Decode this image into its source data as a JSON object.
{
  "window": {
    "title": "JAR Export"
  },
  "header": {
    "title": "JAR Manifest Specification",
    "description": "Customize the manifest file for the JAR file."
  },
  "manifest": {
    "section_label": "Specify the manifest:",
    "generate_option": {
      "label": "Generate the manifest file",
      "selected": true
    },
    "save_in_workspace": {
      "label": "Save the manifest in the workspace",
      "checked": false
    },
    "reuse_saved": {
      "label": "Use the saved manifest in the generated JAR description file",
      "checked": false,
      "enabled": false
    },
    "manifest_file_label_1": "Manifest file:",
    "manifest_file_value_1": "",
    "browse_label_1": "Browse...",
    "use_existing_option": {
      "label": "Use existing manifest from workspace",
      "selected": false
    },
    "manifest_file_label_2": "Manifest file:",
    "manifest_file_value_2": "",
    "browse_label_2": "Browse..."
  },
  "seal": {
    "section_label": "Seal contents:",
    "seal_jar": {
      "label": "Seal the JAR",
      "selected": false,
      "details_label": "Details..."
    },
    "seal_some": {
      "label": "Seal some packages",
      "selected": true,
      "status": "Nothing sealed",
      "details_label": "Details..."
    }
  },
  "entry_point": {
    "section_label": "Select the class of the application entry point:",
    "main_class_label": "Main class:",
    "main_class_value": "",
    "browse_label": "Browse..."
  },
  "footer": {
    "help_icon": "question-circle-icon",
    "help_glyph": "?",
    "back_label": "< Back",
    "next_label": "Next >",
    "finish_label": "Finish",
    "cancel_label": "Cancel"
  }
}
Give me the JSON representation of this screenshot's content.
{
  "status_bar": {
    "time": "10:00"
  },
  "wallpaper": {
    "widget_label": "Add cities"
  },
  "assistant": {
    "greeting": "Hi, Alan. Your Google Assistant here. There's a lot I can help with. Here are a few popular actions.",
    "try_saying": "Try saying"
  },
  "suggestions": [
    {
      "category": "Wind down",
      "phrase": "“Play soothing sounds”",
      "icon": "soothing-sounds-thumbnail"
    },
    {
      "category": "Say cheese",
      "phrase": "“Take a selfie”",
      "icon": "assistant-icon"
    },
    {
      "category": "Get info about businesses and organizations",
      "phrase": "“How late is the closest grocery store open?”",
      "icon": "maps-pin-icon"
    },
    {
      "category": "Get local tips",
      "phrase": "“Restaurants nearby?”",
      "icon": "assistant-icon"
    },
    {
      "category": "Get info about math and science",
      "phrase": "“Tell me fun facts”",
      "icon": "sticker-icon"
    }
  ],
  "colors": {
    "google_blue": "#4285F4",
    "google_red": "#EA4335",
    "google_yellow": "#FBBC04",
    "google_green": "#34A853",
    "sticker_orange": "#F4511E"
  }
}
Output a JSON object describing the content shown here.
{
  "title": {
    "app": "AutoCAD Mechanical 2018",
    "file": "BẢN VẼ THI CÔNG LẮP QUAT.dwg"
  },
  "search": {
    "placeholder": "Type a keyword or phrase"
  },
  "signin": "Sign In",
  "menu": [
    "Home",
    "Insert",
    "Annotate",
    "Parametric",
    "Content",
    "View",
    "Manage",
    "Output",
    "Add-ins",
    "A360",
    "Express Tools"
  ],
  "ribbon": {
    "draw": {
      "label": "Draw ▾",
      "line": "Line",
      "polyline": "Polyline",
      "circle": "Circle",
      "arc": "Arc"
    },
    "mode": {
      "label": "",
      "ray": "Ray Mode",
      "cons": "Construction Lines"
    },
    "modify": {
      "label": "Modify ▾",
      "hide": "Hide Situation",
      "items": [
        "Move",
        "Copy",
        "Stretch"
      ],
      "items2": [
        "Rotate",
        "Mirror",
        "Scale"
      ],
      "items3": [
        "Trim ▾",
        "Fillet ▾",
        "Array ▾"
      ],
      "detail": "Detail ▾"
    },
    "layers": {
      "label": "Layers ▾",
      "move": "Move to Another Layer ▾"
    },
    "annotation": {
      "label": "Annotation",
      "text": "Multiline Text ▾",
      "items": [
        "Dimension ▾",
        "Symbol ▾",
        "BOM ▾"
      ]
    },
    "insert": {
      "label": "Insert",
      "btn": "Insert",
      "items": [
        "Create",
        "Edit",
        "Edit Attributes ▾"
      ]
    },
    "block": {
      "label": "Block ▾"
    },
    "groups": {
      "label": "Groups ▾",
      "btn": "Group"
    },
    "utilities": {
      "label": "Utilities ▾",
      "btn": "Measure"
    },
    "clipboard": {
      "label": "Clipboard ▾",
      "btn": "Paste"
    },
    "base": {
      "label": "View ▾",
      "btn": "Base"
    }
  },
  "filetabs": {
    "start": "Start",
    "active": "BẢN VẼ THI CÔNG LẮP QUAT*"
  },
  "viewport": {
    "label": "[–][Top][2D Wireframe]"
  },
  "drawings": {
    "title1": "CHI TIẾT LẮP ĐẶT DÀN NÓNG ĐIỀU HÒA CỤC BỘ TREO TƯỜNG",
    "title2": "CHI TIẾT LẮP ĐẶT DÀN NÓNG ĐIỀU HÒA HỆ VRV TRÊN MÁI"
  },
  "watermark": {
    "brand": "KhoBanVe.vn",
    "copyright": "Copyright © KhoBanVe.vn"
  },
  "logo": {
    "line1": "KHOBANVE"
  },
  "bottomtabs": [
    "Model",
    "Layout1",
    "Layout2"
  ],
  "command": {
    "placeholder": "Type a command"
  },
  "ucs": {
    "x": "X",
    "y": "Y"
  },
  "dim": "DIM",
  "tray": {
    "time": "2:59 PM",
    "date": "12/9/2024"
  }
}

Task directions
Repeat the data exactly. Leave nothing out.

Exercise output
Decode this image into its source data as a JSON object.
{
  "window": {
    "title": "JAR Export"
  },
  "header": {
    "title": "JAR Manifest Specification",
    "description": "Customize the manifest file for the JAR file."
  },
  "manifest": {
    "section_label": "Specify the manifest:",
    "generate_option": {
      "label": "Generate the manifest file",
      "selected": true
    },
    "save_in_workspace": {
      "label": "Save the manifest in the workspace",
      "checked": false
    },
    "reuse_saved": {
      "label": "Use the saved manifest in the generated JAR description file",
      "checked": false,
      "enabled": false
    },
    "manifest_file_label_1": "Manifest file:",
    "manifest_file_value_1": "",
    "browse_label_1": "Browse...",
    "use_existing_option": {
      "label": "Use existing manifest from workspace",
      "selected": false
    },
    "manifest_file_label_2": "Manifest file:",
    "manifest_file_value_2": "",
    "browse_label_2": "Browse..."
  },
  "seal": {
    "section_label": "Seal contents:",
    "seal_jar": {
      "label": "Seal the JAR",
      "selected": false,
      "details_label": "Details..."
    },
    "seal_some": {
      "label": "Seal some packages",
      "selected": true,
      "status": "Nothing sealed",
      "details_label": "Details..."
    }
  },
  "entry_point": {
    "section_label": "Select the class of the application entry point:",
    "main_class_label": "Main class:",
    "main_class_value": "",
    "browse_label": "Browse..."
  },
  "footer": {
    "help_icon": "question-circle-icon",
    "help_glyph": "?",
    "back_label": "< Back",
    "next_label": "Next >",
    "finish_label": "Finish",
    "cancel_label": "Cancel"
  }
}
Give me the JSON representation of this screenshot's content.
{
  "status_bar": {
    "time": "10:00"
  },
  "wallpaper": {
    "widget_label": "Add cities"
  },
  "assistant": {
    "greeting": "Hi, Alan. Your Google Assistant here. There's a lot I can help with. Here are a few popular actions.",
    "try_saying": "Try saying"
  },
  "suggestions": [
    {
      "category": "Wind down",
      "phrase": "“Play soothing sounds”",
      "icon": "soothing-sounds-thumbnail"
    },
    {
      "category": "Say cheese",
      "phrase": "“Take a selfie”",
      "icon": "assistant-icon"
    },
    {
      "category": "Get info about businesses and organizations",
      "phrase": "“How late is the closest grocery store open?”",
      "icon": "maps-pin-icon"
    },
    {
      "category": "Get local tips",
      "phrase": "“Restaurants nearby?”",
      "icon": "assistant-icon"
    },
    {
      "category": "Get info about math and science",
      "phrase": "“Tell me fun facts”",
      "icon": "sticker-icon"
    }
  ],
  "colors": {
    "google_blue": "#4285F4",
    "google_red": "#EA4335",
    "google_yellow": "#FBBC04",
    "google_green": "#34A853",
    "sticker_orange": "#F4511E"
  }
}
Output a JSON object describing the content shown here.
{
  "title": {
    "app": "AutoCAD Mechanical 2018",
    "file": "BẢN VẼ THI CÔNG LẮP QUAT.dwg"
  },
  "search": {
    "placeholder": "Type a keyword or phrase"
  },
  "signin": "Sign In",
  "menu": [
    "Home",
    "Insert",
    "Annotate",
    "Parametric",
    "Content",
    "View",
    "Manage",
    "Output",
    "Add-ins",
    "A360",
    "Express Tools"
  ],
  "ribbon": {
    "draw": {
      "label": "Draw ▾",
      "line": "Line",
      "polyline": "Polyline",
      "circle": "Circle",
      "arc": "Arc"
    },
    "mode": {
      "label": "",
      "ray": "Ray Mode",
      "cons": "Construction Lines"
    },
    "modify": {
      "label": "Modify ▾",
      "hide": "Hide Situation",
      "items": [
        "Move",
        "Copy",
        "Stretch"
      ],
      "items2": [
        "Rotate",
        "Mirror",
        "Scale"
      ],
      "items3": [
        "Trim ▾",
        "Fillet ▾",
        "Array ▾"
      ],
      "detail": "Detail ▾"
    },
    "layers": {
      "label": "Layers ▾",
      "move": "Move to Another Layer ▾"
    },
    "annotation": {
      "label": "Annotation",
      "text": "Multiline Text ▾",
      "items": [
        "Dimension ▾",
        "Symbol ▾",
        "BOM ▾"
      ]
    },
    "insert": {
      "label": "Insert",
      "btn": "Insert",
      "items": [
        "Create",
        "Edit",
        "Edit Attributes ▾"
      ]
    },
    "block": {
      "label": "Block ▾"
    },
    "groups": {
      "label": "Groups ▾",
      "btn": "Group"
    },
    "utilities": {
      "label": "Utilities ▾",
      "btn": "Measure"
    },
    "clipboard": {
      "label": "Clipboard ▾",
      "btn": "Paste"
    },
    "base": {
      "label": "View ▾",
      "btn": "Base"
    }
  },
  "filetabs": {
    "start": "Start",
    "active": "BẢN VẼ THI CÔNG LẮP QUAT*"
  },
  "viewport": {
    "label": "[–][Top][2D Wireframe]"
  },
  "drawings": {
    "title1": "CHI TIẾT LẮP ĐẶT DÀN NÓNG ĐIỀU HÒA CỤC BỘ TREO TƯỜNG",
    "title2": "CHI TIẾT LẮP ĐẶT DÀN NÓNG ĐIỀU HÒA HỆ VRV TRÊN MÁI"
  },
  "watermark": {
    "brand": "KhoBanVe.vn",
    "copyright": "Copyright © KhoBanVe.vn"
  },
  "logo": {
    "line1": "KHOBANVE"
  },
  "bottomtabs": [
    "Model",
    "Layout1",
    "Layout2"
  ],
  "command": {
    "placeholder": "Type a command"
  },
  "ucs": {
    "x": "X",
    "y": "Y"
  },
  "dim": "DIM",
  "tray": {
    "time": "2:59 PM",
    "date": "12/9/2024"
  }
}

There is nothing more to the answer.